Tunnels can occur in a couple of ways, as you’ll see below. However, they work best when there are two sides of the image which are darker, tunnelling toward the background. The background does NOT need to be an open area/open sky/field etc – in fact, it could be more forest! But having some kind of “sides” to the image will give us much the same effect as a frame image.
Tunnels can also occur when you position the subject on a very narrow track, meaning you’ll have a tunnel of the foliage either side of them, too.
These are usually a lot more similar to “open” images, however we have the added benefit of some light and dark tones on either side of the image at least, giving us a little more flexibility in editing. By selectively darkening these edges, we can really draw attention to the subject within, without applying a fake vignette.
Many of the images below were taken on a wider path, or a path without foliage. Or, I looked for a space through the trees where they were dense either side of the dog, and had small narrow gaps behind him.
Be on the lookout for curves in nature. These can give us interesting options, as we can pose our dogs to reflect the same shape as the curve, use the curve to direct the dog’s gaze. or, they can accidentally block the gaze or the flow of the image, if rising in the gazing direction.
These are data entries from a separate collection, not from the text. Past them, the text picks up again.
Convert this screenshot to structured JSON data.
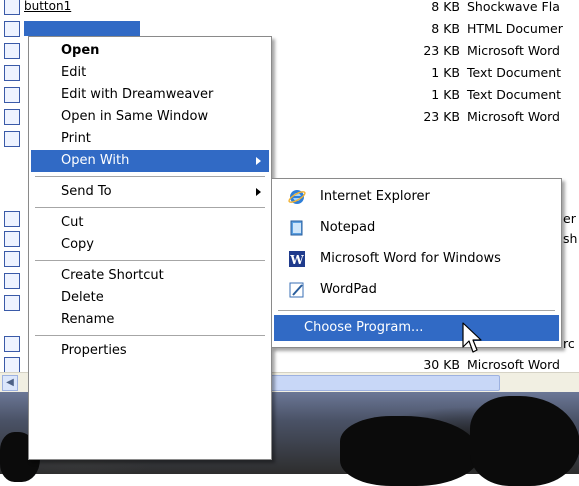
{
  "file_list": {
    "rows": [
      {
        "name": "button1",
        "size": "8 KB",
        "type": "Shockwave Fla"
      },
      {
        "name": "",
        "size": "8 KB",
        "type": "HTML Documer"
      },
      {
        "name": "",
        "size": "23 KB",
        "type": "Microsoft Word"
      },
      {
        "name": "",
        "size": "1 KB",
        "type": "Text Document"
      },
      {
        "name": "",
        "size": "1 KB",
        "type": "Text Document"
      },
      {
        "name": "",
        "size": "23 KB",
        "type": "Microsoft Word"
      },
      {
        "name": "",
        "size": "",
        "type": ""
      },
      {
        "name": "",
        "size": "",
        "type": "er"
      },
      {
        "name": "",
        "size": "",
        "type": "sh"
      },
      {
        "name": "",
        "size": "",
        "type": ""
      },
      {
        "name": "",
        "size": "",
        "type": ""
      },
      {
        "name": "",
        "size": "",
        "type": ""
      },
      {
        "name": "",
        "size": "",
        "type": "rc"
      },
      {
        "name": "",
        "size": "30 KB",
        "type": "Microsoft Word"
      }
    ]
  },
  "context_menu": {
    "open": "Open",
    "edit": "Edit",
    "edit_dreamweaver": "Edit with Dreamweaver",
    "open_same_window": "Open in Same Window",
    "print": "Print",
    "open_with": "Open With",
    "send_to": "Send To",
    "cut": "Cut",
    "copy": "Copy",
    "create_shortcut": "Create Shortcut",
    "delete": "Delete",
    "rename": "Rename",
    "properties": "Properties"
  },
  "open_with_submenu": {
    "internet_explorer": "Internet Explorer",
    "notepad": "Notepad",
    "word": "Microsoft Word for Windows",
    "wordpad": "WordPad",
    "choose_program": "Choose Program..."
  },
  "colors": {
    "highlight": "#316ac5",
    "menu_bg": "#ffffff"
  },
  "icons": [
    "internet-explorer-icon",
    "notepad-icon",
    "word-icon",
    "wordpad-icon",
    "mouse-cursor-icon",
    "scroll-left-icon"
  ]
}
Curves are usually going to also use elements from the other sections (eg., a curved tree-tunk becomes a frame) but it’s worth looking out for them in nature.